Motivating Our Adolescent Readers


Many secondary reading teachers will tell you that the biggest battle we face in our classrooms is motivation.  By the time our students reach middle school, many of them have lost that love of reading they used to have when they were young.  Remember circle time when you were in elementary school?  The teacher would sit down in front of her students, pull out a book, and captivate every child in the room with a read aloud.  What happened over the years that caused reading motivation to decrease so sharply in adolescents?  In my reading intervention class, many of my students struggle to read because they simply don’t read.  From their perspective, reading has gone from an engaging, exciting experience to a chore assigned by a teacher for the purpose of learning.  Around 4th grade as text complexity increased and reading became more demanding, my struggling readers had difficulty navigating through the challenges of their texts.  So many of them simply stopped reading and fell out of love with it.

As a reading intervention teacher, I strive to bring reading back into the lives of my students.  Following the advice of Kelly Gallagher from his book Reading Reasons: Motivational Mini-Lessons for Middle and High School, I make it a point to show my students the importance and relevance that reading will take in their own lives.   Some of my favorite lessons in Gallagher’s book focus on the idea that reading makes you smarter.  In one of these lessons, which Gallagher calls “Rustproofing,” he compares playing basketball to reading.  Gallagher explains to his students that when he used to coach basketball, he noticed that Monday practices were always the hardest because his players came back from the weekend with rusty skills.  Having a couple days off made his players not as sharp.  As a teacher, he noticed a similar situation with his students returning to school in the fall after having an entire summer off.  Those students who did not read over the summer became rusty at the skill of reading.  They were out of reading shape.  After making this comparison, he has his students estimate the amount of time they might spend reading during a five-year period.  To do this, students estimate the amount of time they spend reading each day for 7 days, multiply that number by 52, divide the minutes by 60 to get the hour total, and then multiply that number by 5 to estimate how much they might read over the course of five years.  Students are often shocked to realize that over the five-year period, a person who reads 30 minutes a day will read about 780 hours more than someone who reads only 30 minutes a week.

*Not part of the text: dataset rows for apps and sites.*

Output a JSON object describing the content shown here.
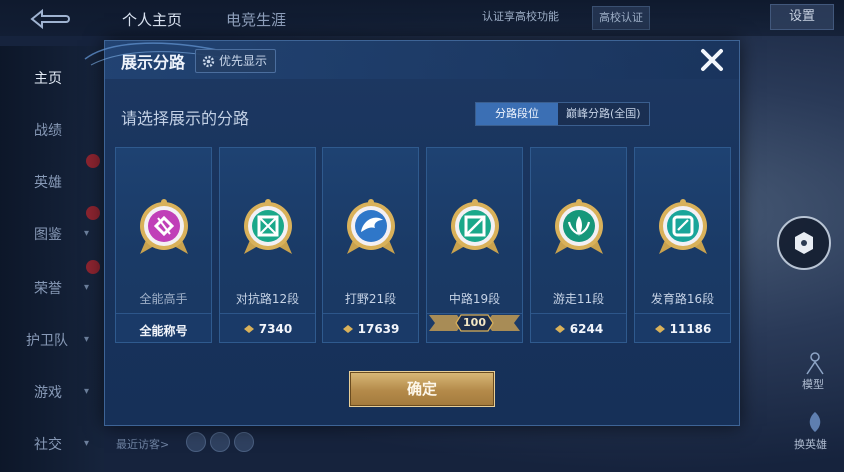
{
  "background": {
    "top_tabs": [
      "个人主页",
      "电竞生涯"
    ],
    "verify_text": "认证享高校功能",
    "campus_badge": "高校认证",
    "top_promo": "",
    "settings_label": "设置",
    "nav_items": [
      "主页",
      "战绩",
      "英雄",
      "图鉴",
      "荣誉",
      "护卫队",
      "游戏",
      "社交"
    ],
    "recent_visitors": "最近访客>",
    "right_labels": [
      "模型",
      "换英雄"
    ]
  },
  "modal": {
    "title": "展示分路",
    "priority_label": "优先显示",
    "subtitle": "请选择展示的分路",
    "tabs": [
      "分路段位",
      "巅峰分路(全国)"
    ],
    "active_tab": 0,
    "confirm_label": "确定",
    "cards": [
      {
        "name": "全能高手",
        "footer": "全能称号",
        "score": "",
        "icon": "all-round-badge-icon",
        "color": "#c03fb8"
      },
      {
        "name": "对抗路12段",
        "footer": "",
        "score": "7340",
        "icon": "clash-lane-badge-icon",
        "color": "#1aa88a"
      },
      {
        "name": "打野21段",
        "footer": "",
        "score": "17639",
        "icon": "jungle-badge-icon",
        "color": "#2f77c9"
      },
      {
        "name": "中路19段",
        "footer": "",
        "score": "",
        "rank_label": "100",
        "icon": "mid-lane-badge-icon",
        "color": "#1aa88a"
      },
      {
        "name": "游走11段",
        "footer": "",
        "score": "6244",
        "icon": "roam-badge-icon",
        "color": "#16977a"
      },
      {
        "name": "发育路16段",
        "footer": "",
        "score": "11186",
        "icon": "farm-lane-badge-icon",
        "color": "#19a59a"
      }
    ]
  },
  "colors": {
    "accent_tab": "#3b6fb4",
    "confirm_gold": "#c59e5c",
    "badge_gold": "#d9b15a"
  }
}
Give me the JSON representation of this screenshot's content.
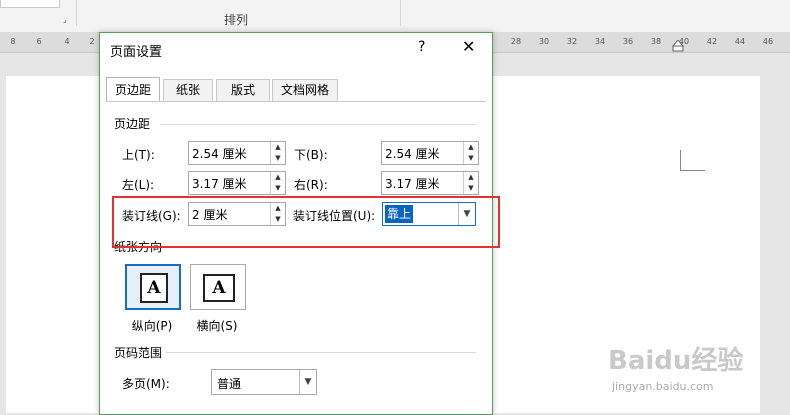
{
  "ribbon": {
    "group_label": "排列",
    "launcher_icon": "dialog-launcher-icon"
  },
  "ruler": {
    "left_ticks": [
      "8",
      "6",
      "4",
      "2"
    ],
    "right_ticks": [
      "28",
      "30",
      "32",
      "34",
      "36",
      "38",
      "40",
      "42",
      "44",
      "46"
    ]
  },
  "dialog": {
    "title": "页面设置",
    "help": "?",
    "close": "✕",
    "tabs": [
      {
        "label": "页边距",
        "active": true
      },
      {
        "label": "纸张",
        "active": false
      },
      {
        "label": "版式",
        "active": false
      },
      {
        "label": "文档网格",
        "active": false
      }
    ],
    "margins": {
      "section": "页边距",
      "top": {
        "label": "上(T):",
        "value": "2.54 厘米"
      },
      "bottom": {
        "label": "下(B):",
        "value": "2.54 厘米"
      },
      "left": {
        "label": "左(L):",
        "value": "3.17 厘米"
      },
      "right": {
        "label": "右(R):",
        "value": "3.17 厘米"
      },
      "gutter": {
        "label": "装订线(G):",
        "value": "2 厘米"
      },
      "gutter_position": {
        "label": "装订线位置(U):",
        "value": "靠上"
      }
    },
    "orientation": {
      "section": "纸张方向",
      "portrait": {
        "label": "纵向(P)",
        "glyph": "A",
        "selected": true
      },
      "landscape": {
        "label": "横向(S)",
        "glyph": "A",
        "selected": false
      }
    },
    "pages": {
      "section": "页码范围",
      "multiple_label": "多页(M):",
      "multiple_value": "普通"
    }
  },
  "watermark": {
    "brand": "Baidu经验",
    "url": "jingyan.baidu.com"
  },
  "colors": {
    "highlight_border": "#e23232",
    "selection": "#0a64c8",
    "dialog_border": "#5c9a5c"
  }
}
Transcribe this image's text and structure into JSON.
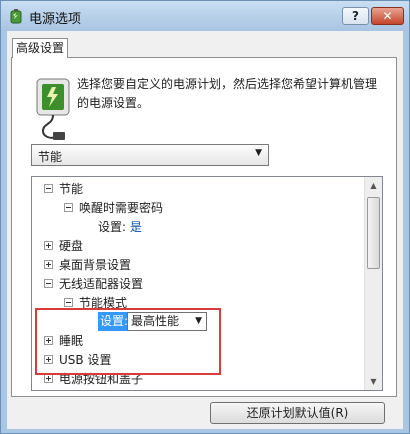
{
  "window": {
    "title": "电源选项",
    "help_label": "?",
    "close_label": "✕"
  },
  "tab": {
    "label": "高级设置"
  },
  "description": "选择您要自定义的电源计划，然后选择您希望计算机管理的电源设置。",
  "plan_select": {
    "value": "节能"
  },
  "tree": {
    "items": [
      {
        "label": "节能",
        "expanded": true
      },
      {
        "label": "唤醒时需要密码",
        "expanded": true
      },
      {
        "setting_label": "设置:",
        "value": "是"
      },
      {
        "label": "硬盘",
        "expanded": false
      },
      {
        "label": "桌面背景设置",
        "expanded": false
      },
      {
        "label": "无线适配器设置",
        "expanded": true
      },
      {
        "label": "节能模式",
        "expanded": true
      },
      {
        "setting_label": "设置:",
        "value": "最高性能"
      },
      {
        "label": "睡眠",
        "expanded": false
      },
      {
        "label": "USB 设置",
        "expanded": false
      },
      {
        "label": "电源按钮和盖子",
        "expanded": false
      }
    ]
  },
  "restore_button": {
    "label": "还原计划默认值(R)"
  },
  "colors": {
    "highlight_box": "#d93b3b",
    "selection": "#3399ff",
    "value_blue": "#0050a8"
  }
}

If you follow up the lesson by sharing this chart depicting the relationship between students’ time spent reading and their percentile rank on reading tasks, students can clearly see the impact of reading.  Students who spend more time reading each day have a higher percentile of reading achievement.
Percentile
Independent Reading
Minutes per Day
Words Read
per Year
98
65
4,358,000
90
21.1
1,823,000
80
14.2
1,146,000
70
9.6
622,000
60
6.5
423,000
50
4.6
282,000
40
3.2
200,000
30
1.3
106,000
20
0.7
21,000
10
0.1
8,000
2
0
0

Look at how many more words the top readers are exposed to in the course of a year.  Students who read more have the opportunity to learn thousands, even millions, of more words each year than our non-readers.  Let’s encourage our students to join the Million Word Club and help them see the need for reading in their lives.  Maybe we can help them fall in love with reading all over again.